Recently, about 20 people, including members of the Virginia Recycling Association’s board of directors, took a firsthand look at the Sustainability Matters organization’s work to cover parts of the Shenandoah County landfill with native pollinator and wildlife habitat. Leading the group of guests was Sari Carp, executive director of Sustainability Matters, which has an office in Edinburg. Her nonprofit environmental organization has big hopes for its recent “Making Trash Bloom” projects at the landfill, as well as for future potential endeavors that might include a partnership with NASA.
Currently, the 214-acre county landfill next to Edinburg is anticipated to accept the county’s trash disposal up to about 2042 or 2052, the landfill’s Operations Manager Brad Dellinger said. A 20- to 25–acre portion of the landfill now is being used for trash disposal. About 38 acres of the overall site already is filled with refuse. The latter, filled-up land is an example of the type of sites where Sustainability Matters takes root and hopes to bloom for decades to come.

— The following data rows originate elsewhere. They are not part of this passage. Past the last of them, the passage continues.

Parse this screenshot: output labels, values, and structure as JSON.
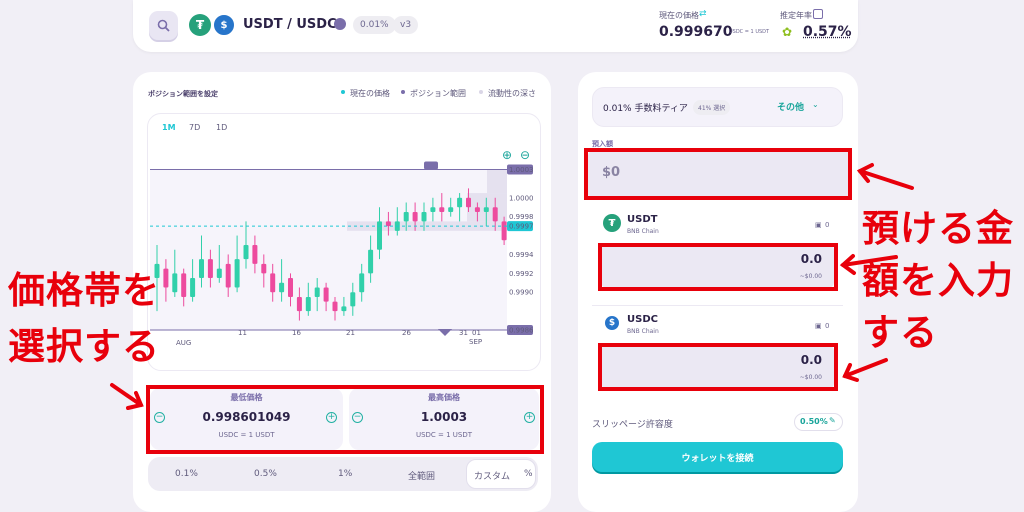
{
  "header": {
    "pair": "USDT / USDC",
    "fee_badge": "0.01%",
    "version_badge": "v3",
    "current_price_label": "現在の価格",
    "current_price_value": "0.999670",
    "current_price_unit": "USDC = 1 USDT",
    "apr_label": "推定年率",
    "apr_value": "0.57%"
  },
  "range": {
    "title": "ポジション範囲を設定",
    "legend": [
      "現在の価格",
      "ポジション範囲",
      "流動性の深さ"
    ],
    "tabs": [
      "1M",
      "7D",
      "1D"
    ],
    "min_label": "最低価格",
    "min_value": "0.998601049",
    "min_unit": "USDC = 1 USDT",
    "max_label": "最高価格",
    "max_value": "1.0003",
    "max_unit": "USDC = 1 USDT",
    "presets": [
      "0.1%",
      "0.5%",
      "1%",
      "全範囲",
      "カスタム",
      "%"
    ]
  },
  "deposit": {
    "fee_tier_label": "0.01% 手数料ティア",
    "fee_tier_badge": "41% 選択",
    "more_label": "その他",
    "amount_label": "預入額",
    "amount_value": "$0",
    "tokens": [
      {
        "symbol": "USDT",
        "chain": "BNB Chain",
        "balance": "0",
        "amount": "0.0",
        "usd": "~$0.00"
      },
      {
        "symbol": "USDC",
        "chain": "BNB Chain",
        "balance": "0",
        "amount": "0.0",
        "usd": "~$0.00"
      }
    ],
    "slippage_label": "スリッページ許容度",
    "slippage_value": "0.50%",
    "connect_label": "ウォレットを接続"
  },
  "annotations": {
    "left": "価格帯を選択する",
    "right": "預ける金額を入力する"
  },
  "colors": {
    "accent": "#1fc7d4",
    "up": "#31d0aa",
    "down": "#ed4b9e",
    "range": "#7a6eaa",
    "annotation": "#e8000b"
  },
  "chart_data": {
    "type": "candlestick",
    "x_tick_labels": [
      "AUG",
      "11",
      "16",
      "21",
      "26",
      "31",
      "01",
      "SEP"
    ],
    "y_tick_labels": [
      "1.0003",
      "1.0000",
      "0.9998",
      "0.9997",
      "0.9994",
      "0.9992",
      "0.9990",
      "0.9986"
    ],
    "ylim": [
      0.9986,
      1.0004
    ],
    "range_upper": 1.0003,
    "range_lower": 0.9986,
    "current_price": 0.9997,
    "candles": [
      [
        0.99915,
        0.9993,
        0.9988,
        0.9995
      ],
      [
        0.99925,
        0.99905,
        0.9989,
        0.99935
      ],
      [
        0.999,
        0.9992,
        0.99895,
        0.99945
      ],
      [
        0.9992,
        0.99895,
        0.99885,
        0.99925
      ],
      [
        0.99895,
        0.99915,
        0.9989,
        0.99935
      ],
      [
        0.99915,
        0.99935,
        0.99905,
        0.9996
      ],
      [
        0.99935,
        0.99915,
        0.99905,
        0.99945
      ],
      [
        0.99915,
        0.99925,
        0.9991,
        0.9995
      ],
      [
        0.9993,
        0.99905,
        0.99895,
        0.9994
      ],
      [
        0.99905,
        0.99935,
        0.999,
        0.9996
      ],
      [
        0.99935,
        0.9995,
        0.99925,
        0.99975
      ],
      [
        0.9995,
        0.9993,
        0.9992,
        0.9996
      ],
      [
        0.9993,
        0.9992,
        0.99905,
        0.9994
      ],
      [
        0.9992,
        0.999,
        0.9989,
        0.9993
      ],
      [
        0.999,
        0.9991,
        0.9989,
        0.99935
      ],
      [
        0.99915,
        0.99895,
        0.99885,
        0.9992
      ],
      [
        0.99895,
        0.9988,
        0.9987,
        0.99905
      ],
      [
        0.9988,
        0.99895,
        0.99875,
        0.9991
      ],
      [
        0.99895,
        0.99905,
        0.9988,
        0.99915
      ],
      [
        0.99905,
        0.9989,
        0.9988,
        0.9991
      ],
      [
        0.9989,
        0.9988,
        0.9987,
        0.99895
      ],
      [
        0.9988,
        0.99885,
        0.99875,
        0.99895
      ],
      [
        0.99885,
        0.999,
        0.99875,
        0.9991
      ],
      [
        0.999,
        0.9992,
        0.9989,
        0.9993
      ],
      [
        0.9992,
        0.99945,
        0.9991,
        0.9996
      ],
      [
        0.99945,
        0.99975,
        0.99935,
        0.9999
      ],
      [
        0.99975,
        0.9997,
        0.9996,
        0.99985
      ],
      [
        0.99965,
        0.99975,
        0.9996,
        0.9999
      ],
      [
        0.99975,
        0.99985,
        0.99965,
        0.99995
      ],
      [
        0.99985,
        0.99975,
        0.99965,
        0.99995
      ],
      [
        0.99975,
        0.99985,
        0.99965,
        0.99995
      ],
      [
        0.99985,
        0.9999,
        0.99975,
        1.0
      ],
      [
        0.9999,
        0.99985,
        0.99975,
        1.00005
      ],
      [
        0.99985,
        0.9999,
        0.9998,
        1.0
      ],
      [
        0.9999,
        1.0,
        0.99975,
        1.00005
      ],
      [
        1.0,
        0.9999,
        0.99985,
        1.0001
      ],
      [
        0.9999,
        0.99985,
        0.99975,
        0.99995
      ],
      [
        0.99985,
        0.9999,
        0.9997,
        1.0
      ],
      [
        0.9999,
        0.99975,
        0.99965,
        1.0
      ],
      [
        0.99975,
        0.99955,
        0.9995,
        0.9998
      ]
    ]
  }
}
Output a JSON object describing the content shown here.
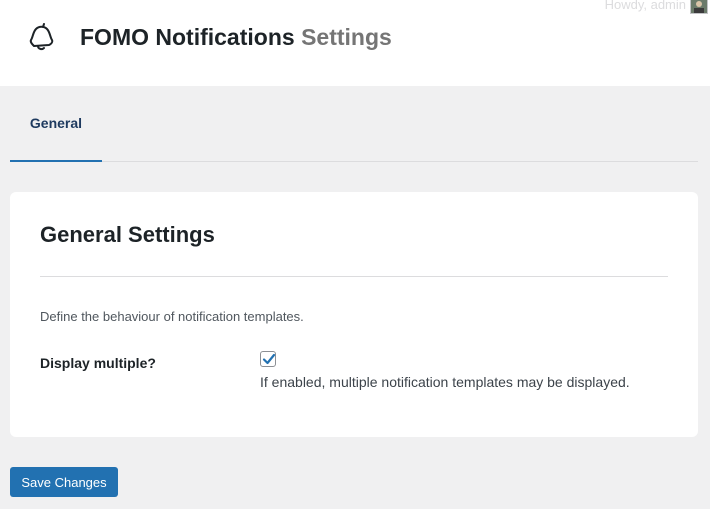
{
  "admin_bar": {
    "greeting": "Howdy, admin"
  },
  "header": {
    "title_main": "FOMO Notifications",
    "title_sub": "Settings"
  },
  "tabs": [
    {
      "label": "General",
      "active": true
    }
  ],
  "section": {
    "title": "General Settings",
    "description": "Define the behaviour of notification templates.",
    "fields": [
      {
        "label": "Display multiple?",
        "checked": true,
        "help": "If enabled, multiple notification templates may be displayed."
      }
    ]
  },
  "actions": {
    "save_label": "Save Changes"
  },
  "colors": {
    "accent": "#2271b1",
    "background": "#f0f0f1",
    "card": "#ffffff"
  },
  "icons": {
    "logo": "bell-icon",
    "checkbox_mark": "check-icon"
  }
}
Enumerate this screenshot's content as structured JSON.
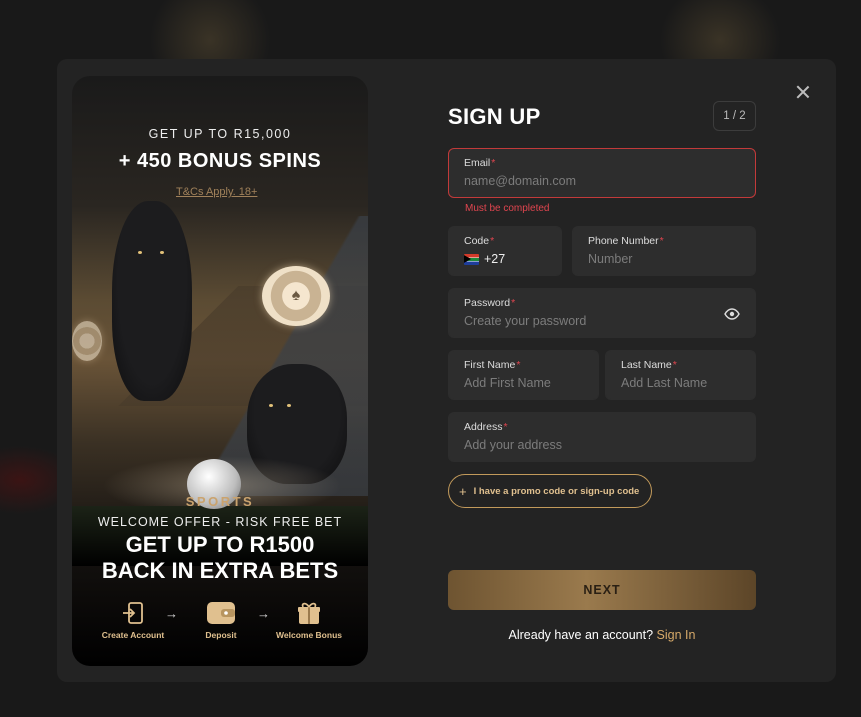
{
  "promo": {
    "headline_small": "GET UP TO R15,000",
    "headline_big": "+ 450 BONUS SPINS",
    "terms_link": "T&Cs Apply. 18+",
    "category": "SPORTS",
    "offer_line": "WELCOME OFFER - RISK FREE BET",
    "main_line1": "GET UP TO R1500",
    "main_line2": "BACK IN EXTRA BETS",
    "steps": [
      {
        "label": "Create Account",
        "icon": "login-icon"
      },
      {
        "label": "Deposit",
        "icon": "wallet-icon"
      },
      {
        "label": "Welcome Bonus",
        "icon": "gift-icon"
      }
    ],
    "arrow": "→"
  },
  "form": {
    "title": "SIGN UP",
    "step_indicator": "1 / 2",
    "required_mark": "*",
    "email": {
      "label": "Email",
      "placeholder": "name@domain.com",
      "error": "Must be completed"
    },
    "code": {
      "label": "Code",
      "value": "+27",
      "flag": "south-africa-flag-icon"
    },
    "phone": {
      "label": "Phone Number",
      "placeholder": "Number"
    },
    "password": {
      "label": "Password",
      "placeholder": "Create your password"
    },
    "first_name": {
      "label": "First Name",
      "placeholder": "Add First Name"
    },
    "last_name": {
      "label": "Last Name",
      "placeholder": "Add Last Name"
    },
    "address": {
      "label": "Address",
      "placeholder": "Add your address"
    },
    "promo_button": {
      "icon": "+",
      "label": "I have a promo code or sign-up code"
    },
    "next_button": "NEXT",
    "signin_prompt": "Already have an account?",
    "signin_link": "Sign In"
  },
  "colors": {
    "accent": "#d6a969",
    "error": "#e0454f",
    "modal_bg": "#232323",
    "field_bg": "#2d2d2d"
  }
}
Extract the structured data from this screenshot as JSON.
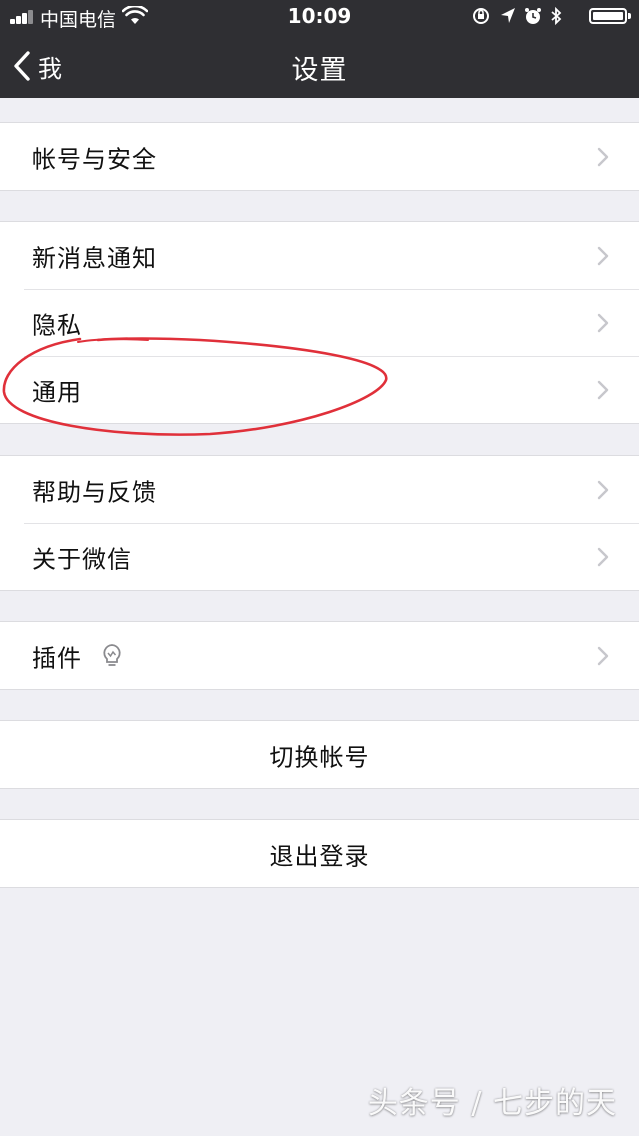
{
  "status_bar": {
    "carrier": "中国电信",
    "time": "10:09"
  },
  "nav": {
    "back_label": "我",
    "title": "设置"
  },
  "groups": {
    "account": {
      "items": [
        {
          "label": "帐号与安全"
        }
      ]
    },
    "general": {
      "items": [
        {
          "label": "新消息通知"
        },
        {
          "label": "隐私"
        },
        {
          "label": "通用"
        }
      ]
    },
    "help": {
      "items": [
        {
          "label": "帮助与反馈"
        },
        {
          "label": "关于微信"
        }
      ]
    },
    "plugins": {
      "items": [
        {
          "label": "插件",
          "icon": "lightbulb-icon"
        }
      ]
    }
  },
  "actions": {
    "switch_account": "切换帐号",
    "logout": "退出登录"
  },
  "watermark": "头条号 / 七步的天",
  "colors": {
    "nav_bg": "#2f2f33",
    "page_bg": "#efeff4",
    "annotation": "#e0303a",
    "chevron": "#c7c7cc"
  }
}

In 2019, the organization kicked off its “Making Trash Bloom” initiative by installing a 20-by-100-foot pilot-plot of butterfly friendly native plants on a part of the landfill not far from the main entrance. The plants included purple and yellow prairie coneflower, showy goldenrod, New England aster, common milkweed, evening primrose and lanceleaf coreopsis. The meadow began to grow in 2020, Carp said on Tuesday’s tour of the Making Trash Bloom sites. In addition to Virginia Recycling Association members, tour attendees included county Supervisor Dennis Morris, as well as several students from American University, in Washington, D.C., who filmed the excursion.